Experience hitherto has suggested that, for the sake of efficient learning, the working method employed should be governed by the following principles.
Work on different fields of subject matter should take as its starting point the pupils' image of reality. The teacher must try to build on the pupils' innate curiosity, allowing them to formulate and seek the answers to their own questions, and presenting problems which arouse their spirit of inquiry. Work should therefore start with something topical or near at hand. But it is equally important that teaching should then take the pupils further and broaden their apprehension of reality in time and space. Reality is not confined to society and the natural environment; it also includes emotional experience, cultural life, questions of belief, and ideals of different kinds.
If work in many cases can emanate from problems posed by the pupils themselves, schools will have good prospects of training the pupils in problem solving. They should realize the importance of acquiring sound knowledge as a means of making further progress, selecting the important knowledge in the context, drawing logical conclusions, testing each other's arguments and, finally, putting forward a solution.
Alternation between observations, theory and practice is often the best working method. In this way the pupils can acquire knowledge by investigating, observing and experiencing for themselves. They can learn to sift their observations critically, to range and deploy them in wider contexts. They can endeavor to draw conclusions from them, and they can learn to perceive relationships in society and the natural environment.
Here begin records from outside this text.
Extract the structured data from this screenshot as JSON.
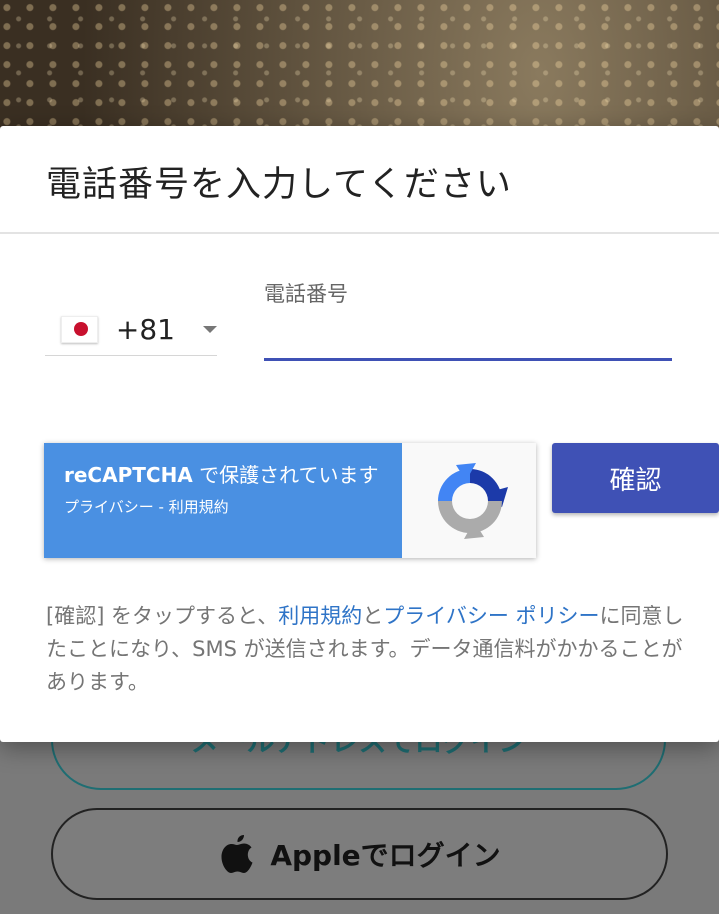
{
  "dialog": {
    "title": "電話番号を入力してください",
    "country_code": "+81",
    "phone_label": "電話番号",
    "phone_value": "",
    "recaptcha": {
      "brand": "reCAPTCHA",
      "protected_text": " で保護されています",
      "privacy_link": "プライバシー",
      "separator": " - ",
      "terms_link": "利用規約"
    },
    "confirm_label": "確認",
    "terms": {
      "prefix": "[確認] をタップすると、",
      "terms_link": "利用規約",
      "and": "と",
      "privacy_link": "プライバシー ポリシー",
      "suffix": "に同意したことになり、SMS が送信されます。データ通信料がかかることがあります。"
    }
  },
  "background": {
    "email_login_label": "メールアドレスでログイン",
    "apple_login_label": "Appleでログイン"
  },
  "icons": {
    "flag": "japan-flag-icon",
    "caret": "chevron-down-icon",
    "recaptcha": "recaptcha-logo-icon",
    "apple": "apple-icon"
  },
  "colors": {
    "primary": "#3f51b5",
    "recaptcha_blue": "#4a90e2",
    "link": "#2f74c7",
    "email_button": "#1f6e73"
  }
}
They can then be given an opportunity of testing their theories and applying what they have learned.
With a working method of this kind, the teacher plays an active part in inducing the pupils to work critically, to realize the value of their observations, to reflect, to ask questions, to learn to sift, arrange and present subject matter. The teacher must also play an active part in directing the pupils' investigations into essential fields and in preventing them from getting bogged down in minutiae.
The active role allotted to the teacher highlights the importance which should be attached to discussions and co-operation between teacher and pupils. The teacher must not limit his contribution to merely organizing the work situations and then allowing activities to be guided by previously produced assignments. A working method of this impersonal kind is foreign to the aim of compulsory school to help its pupils achieve a process of all round development. But a working method involving alternation between observations, theorization and practice does not by any means suit every situation. Nobody can obtain direct experience of everything, and pupils must therefore also be familiarized with a working method whereby they share the experience of others. They must learn to make use of books, libraries and various media.
One should, however, beware of the tendency for verbal information to get the upper hand. Schools have sometimes limited observations and experiments and omitted practical exercises in order to save time. A one sided working method of this kind can easily cause school fatigue where many pupils are concerned. Practical exercises must be given generous scope in ordinary school work, in projects and in depth studies. The knowledge which the pupils acquire must be applicable to concrete tasks of different kinds or to discussion, creative activities and personal development. Practical exercises are the only way in which pupils can make knowledge their own property and acquire consolidated and meaningful insights.
Courses must therefore not be encumbered with general introductions covering wide fields of knowledge and leaving the pupil with no time for applying their new-found knowledge to assignments of different kinds.